      A quick recap of my stance: I think abortion should be a last resort. Again, ideally, I’d love for abortions to be unnecessary; for all pregnancies to be received with joy, and all children to be taken care of by loving families.

      Jumping in now:

      1. The TGC article: Dr. Butterfield started on the wrong foot with her perspective of Planned Parenthood as a defender of women's rights. PP is exactly what its name denotes - a reproductive health care provider. Her description of her relative earlier in the essay and the 3rd last paragraph about what her relative needed are most telling - that we in society are not doing enough to help mothers-to-be who need real-life care.

      2. The Kreeft article: Not convinced from a logical/reasoning perspective. To use an apple as an analogy to a human is over-simplification and irrelevant to those who dispute the personhood of a fetus before a certain age. He also conflates human rights with person rights.

      Disagree with his 3rd principle that skepticism is self-contradictory. Skepticism wouldn't be a denial of (having) all knowledge, but not pretending to have knowledge until a stance is well-supported.

      I'm not entirely convinced that his 6th principle holds true. I think morality is a property of social structure and a manifestation of a society's value judgments. You could take an example: certain Islamic societies advocate the chopping of a thief's hand. Is it cruel? Yes. Is it moral ad just punishment? To them, yes.

      Disagree with 10th principle. The Mother Theresa quote is irrelevant to his intended logical discussion and is an appeal to emotion. The Silent Scream has been debunked medically.

      On the 11th principle, a little tangential but interesting view on personhood from a neurological perspective:

      12th principle: This quote is not backed by research/logic - (But why, then, do most mothers who abort feel such terrible pangs of conscience, often for a lifetime?).

      I thought this excerpt was a little ironic: "Or, since many pro-choicers insist that abortion is about sex, not about babies, the only way to justify their scorn of virginity is a scorn of intellectual virginity."

      The key thrust of the proc-choice argument isn't abortion as a means to have copious amounts of unlimited sex. I'd counter that some pro-lifers elevate virginity to a level that women with out-of-wedlock pregnancies/children are stigmatised - which is among the causes as to why some women (especially from religiously conservative communities) seek abortion. (Note: I'm not knocking abstinence - I think it's admirable to keep your body holy.)

      Onto the binary classification, I can agree with that. However, the jury really is still out on whether a fetus is a person, so if we relate back to the 1st principle, his entire discussion doesn't stand.

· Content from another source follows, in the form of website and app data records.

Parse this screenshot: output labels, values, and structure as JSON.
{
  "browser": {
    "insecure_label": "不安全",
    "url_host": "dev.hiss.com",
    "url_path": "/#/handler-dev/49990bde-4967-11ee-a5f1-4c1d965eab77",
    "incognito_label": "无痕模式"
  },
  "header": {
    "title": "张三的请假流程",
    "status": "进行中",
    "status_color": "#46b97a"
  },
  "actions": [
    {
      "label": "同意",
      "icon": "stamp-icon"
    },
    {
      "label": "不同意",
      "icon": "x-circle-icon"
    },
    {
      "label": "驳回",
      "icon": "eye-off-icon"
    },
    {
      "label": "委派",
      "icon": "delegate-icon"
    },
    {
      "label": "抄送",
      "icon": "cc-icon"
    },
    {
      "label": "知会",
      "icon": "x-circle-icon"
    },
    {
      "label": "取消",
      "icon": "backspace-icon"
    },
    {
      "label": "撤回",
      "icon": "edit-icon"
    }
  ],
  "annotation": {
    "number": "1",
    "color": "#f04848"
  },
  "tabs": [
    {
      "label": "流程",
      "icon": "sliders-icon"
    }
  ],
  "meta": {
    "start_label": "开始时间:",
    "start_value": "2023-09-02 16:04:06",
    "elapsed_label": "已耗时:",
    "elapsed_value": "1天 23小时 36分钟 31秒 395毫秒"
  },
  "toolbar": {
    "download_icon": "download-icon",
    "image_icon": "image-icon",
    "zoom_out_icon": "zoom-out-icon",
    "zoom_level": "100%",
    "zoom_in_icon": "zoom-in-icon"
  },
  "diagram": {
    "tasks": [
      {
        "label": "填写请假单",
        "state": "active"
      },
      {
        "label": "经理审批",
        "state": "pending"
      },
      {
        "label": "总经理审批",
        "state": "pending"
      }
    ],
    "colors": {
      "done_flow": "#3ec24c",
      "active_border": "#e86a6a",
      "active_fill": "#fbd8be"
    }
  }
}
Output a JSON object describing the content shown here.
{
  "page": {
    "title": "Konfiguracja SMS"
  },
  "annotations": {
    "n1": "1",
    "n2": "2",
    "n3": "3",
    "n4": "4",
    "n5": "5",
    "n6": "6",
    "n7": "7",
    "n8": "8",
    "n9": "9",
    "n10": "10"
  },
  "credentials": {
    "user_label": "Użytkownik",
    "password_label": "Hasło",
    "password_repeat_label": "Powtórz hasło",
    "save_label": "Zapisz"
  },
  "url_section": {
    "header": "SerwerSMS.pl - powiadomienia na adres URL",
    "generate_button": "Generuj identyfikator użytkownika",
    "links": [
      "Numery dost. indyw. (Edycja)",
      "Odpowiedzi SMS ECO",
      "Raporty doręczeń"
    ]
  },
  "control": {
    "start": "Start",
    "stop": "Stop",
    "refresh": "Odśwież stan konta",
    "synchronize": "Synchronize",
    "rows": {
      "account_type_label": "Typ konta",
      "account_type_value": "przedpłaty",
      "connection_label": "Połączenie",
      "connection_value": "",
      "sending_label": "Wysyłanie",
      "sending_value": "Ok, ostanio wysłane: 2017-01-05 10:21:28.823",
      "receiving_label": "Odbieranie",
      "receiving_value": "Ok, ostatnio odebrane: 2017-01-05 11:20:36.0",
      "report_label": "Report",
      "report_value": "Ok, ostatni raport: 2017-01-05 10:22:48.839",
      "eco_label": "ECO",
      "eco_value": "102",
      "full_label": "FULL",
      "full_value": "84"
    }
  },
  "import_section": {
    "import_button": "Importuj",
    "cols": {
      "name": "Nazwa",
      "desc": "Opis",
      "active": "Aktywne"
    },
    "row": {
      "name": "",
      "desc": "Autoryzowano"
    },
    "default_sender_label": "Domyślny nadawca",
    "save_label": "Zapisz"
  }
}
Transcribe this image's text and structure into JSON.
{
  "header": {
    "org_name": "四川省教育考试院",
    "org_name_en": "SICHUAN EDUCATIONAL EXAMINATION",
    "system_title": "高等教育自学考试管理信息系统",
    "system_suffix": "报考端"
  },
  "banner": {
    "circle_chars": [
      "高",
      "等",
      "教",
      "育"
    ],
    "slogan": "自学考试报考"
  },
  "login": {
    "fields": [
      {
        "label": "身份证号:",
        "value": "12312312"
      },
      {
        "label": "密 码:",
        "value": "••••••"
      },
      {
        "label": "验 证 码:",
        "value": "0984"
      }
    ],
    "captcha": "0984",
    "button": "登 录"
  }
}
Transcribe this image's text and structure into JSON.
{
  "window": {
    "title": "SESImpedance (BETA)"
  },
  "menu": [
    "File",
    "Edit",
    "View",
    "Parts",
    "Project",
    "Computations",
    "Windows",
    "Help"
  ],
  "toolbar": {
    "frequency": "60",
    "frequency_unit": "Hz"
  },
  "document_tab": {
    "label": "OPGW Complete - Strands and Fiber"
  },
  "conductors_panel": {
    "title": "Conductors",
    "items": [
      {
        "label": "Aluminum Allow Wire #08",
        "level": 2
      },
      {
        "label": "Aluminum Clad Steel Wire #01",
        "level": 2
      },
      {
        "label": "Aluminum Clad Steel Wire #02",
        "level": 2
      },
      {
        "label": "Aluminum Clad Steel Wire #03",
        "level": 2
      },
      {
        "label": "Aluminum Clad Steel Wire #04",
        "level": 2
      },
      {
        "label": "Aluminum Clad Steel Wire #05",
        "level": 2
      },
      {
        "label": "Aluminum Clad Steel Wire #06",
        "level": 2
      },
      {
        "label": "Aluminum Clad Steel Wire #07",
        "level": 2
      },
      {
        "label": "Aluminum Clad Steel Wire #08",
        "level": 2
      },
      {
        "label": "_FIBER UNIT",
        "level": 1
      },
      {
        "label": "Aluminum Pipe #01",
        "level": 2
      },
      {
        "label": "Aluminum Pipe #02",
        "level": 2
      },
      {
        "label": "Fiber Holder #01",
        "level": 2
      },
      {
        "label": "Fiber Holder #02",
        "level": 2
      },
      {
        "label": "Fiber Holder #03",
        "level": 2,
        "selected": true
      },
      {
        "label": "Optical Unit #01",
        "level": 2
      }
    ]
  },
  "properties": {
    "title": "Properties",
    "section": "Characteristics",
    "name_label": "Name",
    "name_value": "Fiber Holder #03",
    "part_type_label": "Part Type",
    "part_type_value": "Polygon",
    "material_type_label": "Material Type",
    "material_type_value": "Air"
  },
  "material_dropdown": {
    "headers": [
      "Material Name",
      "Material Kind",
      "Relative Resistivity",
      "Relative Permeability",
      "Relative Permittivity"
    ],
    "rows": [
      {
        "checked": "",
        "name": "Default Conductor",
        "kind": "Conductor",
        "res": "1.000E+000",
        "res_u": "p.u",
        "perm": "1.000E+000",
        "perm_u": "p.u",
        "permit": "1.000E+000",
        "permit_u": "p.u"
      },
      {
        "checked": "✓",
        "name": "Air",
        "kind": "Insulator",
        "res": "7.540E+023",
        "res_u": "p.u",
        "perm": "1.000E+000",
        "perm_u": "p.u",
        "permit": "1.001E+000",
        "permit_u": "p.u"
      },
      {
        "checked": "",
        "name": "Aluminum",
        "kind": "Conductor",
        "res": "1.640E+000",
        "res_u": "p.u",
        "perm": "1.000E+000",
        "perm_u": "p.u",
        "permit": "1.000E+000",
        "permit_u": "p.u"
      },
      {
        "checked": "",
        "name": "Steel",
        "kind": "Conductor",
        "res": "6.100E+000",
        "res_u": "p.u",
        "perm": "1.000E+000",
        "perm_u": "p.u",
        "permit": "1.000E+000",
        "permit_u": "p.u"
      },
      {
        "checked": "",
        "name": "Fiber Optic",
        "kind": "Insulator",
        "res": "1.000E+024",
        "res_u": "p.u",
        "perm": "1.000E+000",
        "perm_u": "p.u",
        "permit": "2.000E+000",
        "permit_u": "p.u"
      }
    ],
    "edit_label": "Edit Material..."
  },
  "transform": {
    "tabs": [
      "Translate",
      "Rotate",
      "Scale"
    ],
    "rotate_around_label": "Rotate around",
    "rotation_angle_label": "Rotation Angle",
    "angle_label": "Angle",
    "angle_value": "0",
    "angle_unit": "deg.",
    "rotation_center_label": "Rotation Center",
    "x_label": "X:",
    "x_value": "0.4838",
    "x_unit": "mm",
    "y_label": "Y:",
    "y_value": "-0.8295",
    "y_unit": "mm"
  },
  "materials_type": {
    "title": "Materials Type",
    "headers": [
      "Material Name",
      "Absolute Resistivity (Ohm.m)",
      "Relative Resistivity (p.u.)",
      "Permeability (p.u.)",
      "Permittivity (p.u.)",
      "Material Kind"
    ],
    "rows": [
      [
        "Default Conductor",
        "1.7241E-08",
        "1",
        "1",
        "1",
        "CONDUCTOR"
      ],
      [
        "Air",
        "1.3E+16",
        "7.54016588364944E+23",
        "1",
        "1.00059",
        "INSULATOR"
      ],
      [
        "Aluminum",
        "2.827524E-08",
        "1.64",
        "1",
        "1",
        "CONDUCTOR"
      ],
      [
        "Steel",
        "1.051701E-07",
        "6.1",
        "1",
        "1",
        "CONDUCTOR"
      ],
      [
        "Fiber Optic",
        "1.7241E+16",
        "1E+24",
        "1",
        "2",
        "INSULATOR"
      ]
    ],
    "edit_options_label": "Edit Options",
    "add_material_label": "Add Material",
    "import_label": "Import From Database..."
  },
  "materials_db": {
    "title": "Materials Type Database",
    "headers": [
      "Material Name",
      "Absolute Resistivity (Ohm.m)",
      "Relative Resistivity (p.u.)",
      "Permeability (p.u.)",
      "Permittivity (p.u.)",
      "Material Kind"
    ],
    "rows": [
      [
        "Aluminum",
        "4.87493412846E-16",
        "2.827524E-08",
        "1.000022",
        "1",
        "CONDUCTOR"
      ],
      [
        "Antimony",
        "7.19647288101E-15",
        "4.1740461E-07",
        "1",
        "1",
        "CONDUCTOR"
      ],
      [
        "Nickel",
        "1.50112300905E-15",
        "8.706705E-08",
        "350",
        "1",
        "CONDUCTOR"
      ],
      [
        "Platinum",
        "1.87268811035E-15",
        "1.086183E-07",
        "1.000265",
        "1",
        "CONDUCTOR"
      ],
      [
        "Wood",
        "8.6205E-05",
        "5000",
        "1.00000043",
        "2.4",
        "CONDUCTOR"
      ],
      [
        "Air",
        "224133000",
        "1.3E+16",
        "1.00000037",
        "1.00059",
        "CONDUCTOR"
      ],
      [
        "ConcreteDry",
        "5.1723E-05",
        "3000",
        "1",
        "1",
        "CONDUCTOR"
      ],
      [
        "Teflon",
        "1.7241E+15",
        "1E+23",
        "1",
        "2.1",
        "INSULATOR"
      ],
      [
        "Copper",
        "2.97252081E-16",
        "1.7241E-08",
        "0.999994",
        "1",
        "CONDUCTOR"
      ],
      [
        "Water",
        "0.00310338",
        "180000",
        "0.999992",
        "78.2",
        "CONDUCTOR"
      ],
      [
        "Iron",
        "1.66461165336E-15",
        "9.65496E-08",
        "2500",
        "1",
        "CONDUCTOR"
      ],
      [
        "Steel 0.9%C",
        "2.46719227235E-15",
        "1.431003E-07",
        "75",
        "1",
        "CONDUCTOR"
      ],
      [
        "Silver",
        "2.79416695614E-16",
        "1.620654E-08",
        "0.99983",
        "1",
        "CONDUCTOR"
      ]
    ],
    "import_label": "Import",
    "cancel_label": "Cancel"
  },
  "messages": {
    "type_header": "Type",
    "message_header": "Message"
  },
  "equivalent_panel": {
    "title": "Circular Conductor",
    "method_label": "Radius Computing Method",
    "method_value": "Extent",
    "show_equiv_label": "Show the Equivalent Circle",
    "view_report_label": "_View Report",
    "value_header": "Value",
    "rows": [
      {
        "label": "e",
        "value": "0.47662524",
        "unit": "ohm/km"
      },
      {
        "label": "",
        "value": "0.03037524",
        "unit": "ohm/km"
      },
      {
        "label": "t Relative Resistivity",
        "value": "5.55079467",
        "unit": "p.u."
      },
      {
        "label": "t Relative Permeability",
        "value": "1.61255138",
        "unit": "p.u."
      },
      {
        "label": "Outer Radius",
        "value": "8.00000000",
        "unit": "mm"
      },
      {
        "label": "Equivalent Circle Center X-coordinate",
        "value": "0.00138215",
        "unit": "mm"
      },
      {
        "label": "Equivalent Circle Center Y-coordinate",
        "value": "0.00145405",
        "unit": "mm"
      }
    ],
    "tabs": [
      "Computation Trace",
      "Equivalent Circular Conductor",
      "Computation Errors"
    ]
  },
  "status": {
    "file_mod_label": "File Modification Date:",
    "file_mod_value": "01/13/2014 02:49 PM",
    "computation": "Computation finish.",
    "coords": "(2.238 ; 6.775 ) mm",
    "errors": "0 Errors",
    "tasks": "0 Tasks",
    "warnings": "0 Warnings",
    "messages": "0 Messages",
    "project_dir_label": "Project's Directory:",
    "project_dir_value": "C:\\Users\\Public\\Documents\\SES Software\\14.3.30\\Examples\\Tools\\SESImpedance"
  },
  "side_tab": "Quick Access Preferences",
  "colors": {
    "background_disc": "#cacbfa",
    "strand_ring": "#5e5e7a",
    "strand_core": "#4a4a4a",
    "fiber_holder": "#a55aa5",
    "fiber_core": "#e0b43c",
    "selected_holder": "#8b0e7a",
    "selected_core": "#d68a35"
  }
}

      Even if we accept Kreeft's argument, the discussion misses the point that in abortion, the rights of one human is in conflict with another - take extreme cases like rape, a diseased fetus, poverty. The apple argument is simply not sufficient to tackle this.

      As an exercise in reasoning, I'm sorry but Kreeft's argument is quite full of fallacies.

      I don't like abortion - it's ugly but I still think there should be the legal right for those in extreme cases to utilise it.

      Also retracking to the TGC article about persons uncreated, interestingly I was chatting with Sean about abortion - while he said he didn't have a strong stance on it, he thought it was a case of God's will be done, in the sense that despite abortion, God's purpose will be fulfilled. It's not adequate I suppose for the perspective that abortion = killing babies, but interesting thought nonetheless.